◆ **EXERCISE GOAL**
Each line of the entries that mentions the string "likes" needs to be reported.

===== EXTRACTED RECORDS =====

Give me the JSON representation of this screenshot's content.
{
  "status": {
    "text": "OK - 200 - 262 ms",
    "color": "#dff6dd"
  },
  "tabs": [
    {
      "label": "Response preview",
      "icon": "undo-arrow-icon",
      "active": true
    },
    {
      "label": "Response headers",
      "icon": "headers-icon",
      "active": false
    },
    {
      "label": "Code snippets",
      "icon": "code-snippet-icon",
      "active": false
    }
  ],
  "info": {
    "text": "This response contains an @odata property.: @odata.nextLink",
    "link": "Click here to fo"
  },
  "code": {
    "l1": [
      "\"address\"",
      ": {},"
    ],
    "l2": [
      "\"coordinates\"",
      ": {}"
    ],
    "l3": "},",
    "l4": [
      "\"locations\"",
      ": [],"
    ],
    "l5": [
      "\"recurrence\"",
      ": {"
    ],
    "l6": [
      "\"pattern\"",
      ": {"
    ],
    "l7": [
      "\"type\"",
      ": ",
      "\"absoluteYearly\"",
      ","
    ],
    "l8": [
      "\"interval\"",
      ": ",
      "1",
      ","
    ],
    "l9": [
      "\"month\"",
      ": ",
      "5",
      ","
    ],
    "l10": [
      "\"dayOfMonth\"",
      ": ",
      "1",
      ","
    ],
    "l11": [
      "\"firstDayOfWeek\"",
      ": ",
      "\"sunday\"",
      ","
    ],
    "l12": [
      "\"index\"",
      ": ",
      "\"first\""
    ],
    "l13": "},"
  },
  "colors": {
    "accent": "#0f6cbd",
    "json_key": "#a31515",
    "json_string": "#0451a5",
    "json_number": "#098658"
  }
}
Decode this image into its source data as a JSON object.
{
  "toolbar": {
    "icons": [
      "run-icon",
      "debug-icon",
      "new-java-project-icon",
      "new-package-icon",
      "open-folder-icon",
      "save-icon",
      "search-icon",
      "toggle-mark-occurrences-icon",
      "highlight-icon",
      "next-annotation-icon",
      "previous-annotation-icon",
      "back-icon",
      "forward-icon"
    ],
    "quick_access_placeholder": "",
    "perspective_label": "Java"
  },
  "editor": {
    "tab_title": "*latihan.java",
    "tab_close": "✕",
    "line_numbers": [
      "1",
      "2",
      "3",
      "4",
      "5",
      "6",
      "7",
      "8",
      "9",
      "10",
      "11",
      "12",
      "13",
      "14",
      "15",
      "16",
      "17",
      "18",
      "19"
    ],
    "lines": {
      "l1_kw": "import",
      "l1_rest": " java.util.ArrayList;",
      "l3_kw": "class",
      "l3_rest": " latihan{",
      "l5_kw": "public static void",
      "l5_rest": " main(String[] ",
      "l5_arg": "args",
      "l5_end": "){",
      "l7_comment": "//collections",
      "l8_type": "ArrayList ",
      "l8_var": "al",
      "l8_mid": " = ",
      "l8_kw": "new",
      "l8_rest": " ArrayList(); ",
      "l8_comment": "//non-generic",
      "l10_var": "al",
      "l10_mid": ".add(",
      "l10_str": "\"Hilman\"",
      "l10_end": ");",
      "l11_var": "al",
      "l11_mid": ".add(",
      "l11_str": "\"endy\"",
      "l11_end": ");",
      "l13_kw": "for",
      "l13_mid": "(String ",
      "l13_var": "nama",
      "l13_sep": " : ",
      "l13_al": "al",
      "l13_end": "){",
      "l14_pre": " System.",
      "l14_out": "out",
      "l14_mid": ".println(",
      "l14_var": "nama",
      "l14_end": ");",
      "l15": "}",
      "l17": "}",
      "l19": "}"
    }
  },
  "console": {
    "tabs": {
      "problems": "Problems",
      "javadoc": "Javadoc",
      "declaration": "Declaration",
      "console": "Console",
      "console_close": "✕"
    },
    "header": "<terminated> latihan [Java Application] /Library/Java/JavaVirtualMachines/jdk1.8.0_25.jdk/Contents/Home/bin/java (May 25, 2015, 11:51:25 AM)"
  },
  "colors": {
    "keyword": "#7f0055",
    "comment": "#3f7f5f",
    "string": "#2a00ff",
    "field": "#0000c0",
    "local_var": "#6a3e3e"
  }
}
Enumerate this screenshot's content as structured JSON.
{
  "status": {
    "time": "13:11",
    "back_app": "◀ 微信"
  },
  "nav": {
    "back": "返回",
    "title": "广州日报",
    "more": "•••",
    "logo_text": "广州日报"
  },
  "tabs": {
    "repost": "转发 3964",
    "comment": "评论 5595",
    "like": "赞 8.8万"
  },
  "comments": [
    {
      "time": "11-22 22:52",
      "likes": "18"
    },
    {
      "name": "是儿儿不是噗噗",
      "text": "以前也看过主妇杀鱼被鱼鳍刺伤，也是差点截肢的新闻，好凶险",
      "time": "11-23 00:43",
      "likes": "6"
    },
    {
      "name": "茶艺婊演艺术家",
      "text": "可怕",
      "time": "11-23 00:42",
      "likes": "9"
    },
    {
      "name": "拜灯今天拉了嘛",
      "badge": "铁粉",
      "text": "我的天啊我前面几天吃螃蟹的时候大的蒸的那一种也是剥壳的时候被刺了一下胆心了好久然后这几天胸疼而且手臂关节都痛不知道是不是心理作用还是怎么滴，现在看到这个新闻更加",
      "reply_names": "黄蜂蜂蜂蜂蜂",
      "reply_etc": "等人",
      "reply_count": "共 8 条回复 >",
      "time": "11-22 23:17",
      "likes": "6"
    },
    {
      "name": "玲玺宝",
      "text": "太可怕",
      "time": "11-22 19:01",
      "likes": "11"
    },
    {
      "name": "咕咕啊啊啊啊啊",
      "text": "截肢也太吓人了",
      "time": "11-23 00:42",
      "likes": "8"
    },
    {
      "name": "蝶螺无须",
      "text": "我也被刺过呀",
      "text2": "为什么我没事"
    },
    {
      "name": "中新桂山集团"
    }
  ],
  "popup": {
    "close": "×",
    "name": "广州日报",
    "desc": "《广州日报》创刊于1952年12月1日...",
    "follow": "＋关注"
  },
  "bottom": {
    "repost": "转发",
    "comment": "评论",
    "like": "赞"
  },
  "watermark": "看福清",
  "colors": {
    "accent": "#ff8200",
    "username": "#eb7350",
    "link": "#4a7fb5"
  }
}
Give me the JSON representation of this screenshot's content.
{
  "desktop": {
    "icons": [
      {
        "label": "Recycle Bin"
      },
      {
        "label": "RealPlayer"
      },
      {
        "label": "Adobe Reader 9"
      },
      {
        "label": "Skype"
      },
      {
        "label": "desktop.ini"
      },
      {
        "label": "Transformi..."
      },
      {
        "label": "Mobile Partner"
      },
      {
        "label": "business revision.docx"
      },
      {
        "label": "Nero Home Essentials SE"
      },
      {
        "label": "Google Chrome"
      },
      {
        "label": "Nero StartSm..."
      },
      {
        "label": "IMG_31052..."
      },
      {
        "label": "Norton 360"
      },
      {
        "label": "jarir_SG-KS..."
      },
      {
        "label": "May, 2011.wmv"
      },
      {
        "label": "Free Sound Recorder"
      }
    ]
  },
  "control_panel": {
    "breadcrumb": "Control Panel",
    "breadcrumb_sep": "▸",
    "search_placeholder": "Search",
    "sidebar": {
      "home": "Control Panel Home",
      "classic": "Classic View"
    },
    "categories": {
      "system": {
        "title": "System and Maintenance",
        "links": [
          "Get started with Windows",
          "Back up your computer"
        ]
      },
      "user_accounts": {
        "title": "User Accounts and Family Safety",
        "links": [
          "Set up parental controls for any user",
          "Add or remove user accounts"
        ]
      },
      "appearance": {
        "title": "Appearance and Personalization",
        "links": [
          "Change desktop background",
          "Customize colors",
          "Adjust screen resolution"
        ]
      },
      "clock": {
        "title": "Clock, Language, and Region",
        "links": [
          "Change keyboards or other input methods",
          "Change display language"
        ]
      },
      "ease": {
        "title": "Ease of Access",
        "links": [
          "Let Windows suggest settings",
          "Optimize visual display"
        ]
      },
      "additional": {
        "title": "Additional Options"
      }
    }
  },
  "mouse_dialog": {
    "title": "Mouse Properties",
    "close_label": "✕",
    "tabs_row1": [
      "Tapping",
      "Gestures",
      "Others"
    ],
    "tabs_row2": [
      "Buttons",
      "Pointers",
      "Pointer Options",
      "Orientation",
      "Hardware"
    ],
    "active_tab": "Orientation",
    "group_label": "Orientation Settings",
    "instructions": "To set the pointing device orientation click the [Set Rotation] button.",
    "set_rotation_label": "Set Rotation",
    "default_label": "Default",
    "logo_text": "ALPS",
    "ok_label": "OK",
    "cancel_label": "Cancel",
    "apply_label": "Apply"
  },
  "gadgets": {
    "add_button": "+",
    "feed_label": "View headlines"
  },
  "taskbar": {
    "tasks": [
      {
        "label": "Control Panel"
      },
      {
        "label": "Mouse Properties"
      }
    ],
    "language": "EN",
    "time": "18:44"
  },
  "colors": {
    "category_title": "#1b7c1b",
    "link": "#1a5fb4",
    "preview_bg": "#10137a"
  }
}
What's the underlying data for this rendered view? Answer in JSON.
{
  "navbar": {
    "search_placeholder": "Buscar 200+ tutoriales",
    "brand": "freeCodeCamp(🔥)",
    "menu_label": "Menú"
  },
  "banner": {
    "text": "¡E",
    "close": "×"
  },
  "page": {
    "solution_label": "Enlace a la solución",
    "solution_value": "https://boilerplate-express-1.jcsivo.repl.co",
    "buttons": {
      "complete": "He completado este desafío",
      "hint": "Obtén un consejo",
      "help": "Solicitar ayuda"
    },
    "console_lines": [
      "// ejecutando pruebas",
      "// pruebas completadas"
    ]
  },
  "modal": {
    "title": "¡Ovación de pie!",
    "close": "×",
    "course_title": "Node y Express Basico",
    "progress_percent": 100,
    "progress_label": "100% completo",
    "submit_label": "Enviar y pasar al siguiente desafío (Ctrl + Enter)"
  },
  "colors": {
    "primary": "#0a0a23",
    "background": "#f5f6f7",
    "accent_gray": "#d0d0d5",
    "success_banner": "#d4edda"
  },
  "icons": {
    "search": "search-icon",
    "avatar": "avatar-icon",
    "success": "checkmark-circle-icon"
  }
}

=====

◆ **OUTPUT FOR THIS TASK**
      "likes": "18"
      "likes": "6"
      "likes": "9"
      "likes": "6"
      "likes": "11"
      "likes": "8"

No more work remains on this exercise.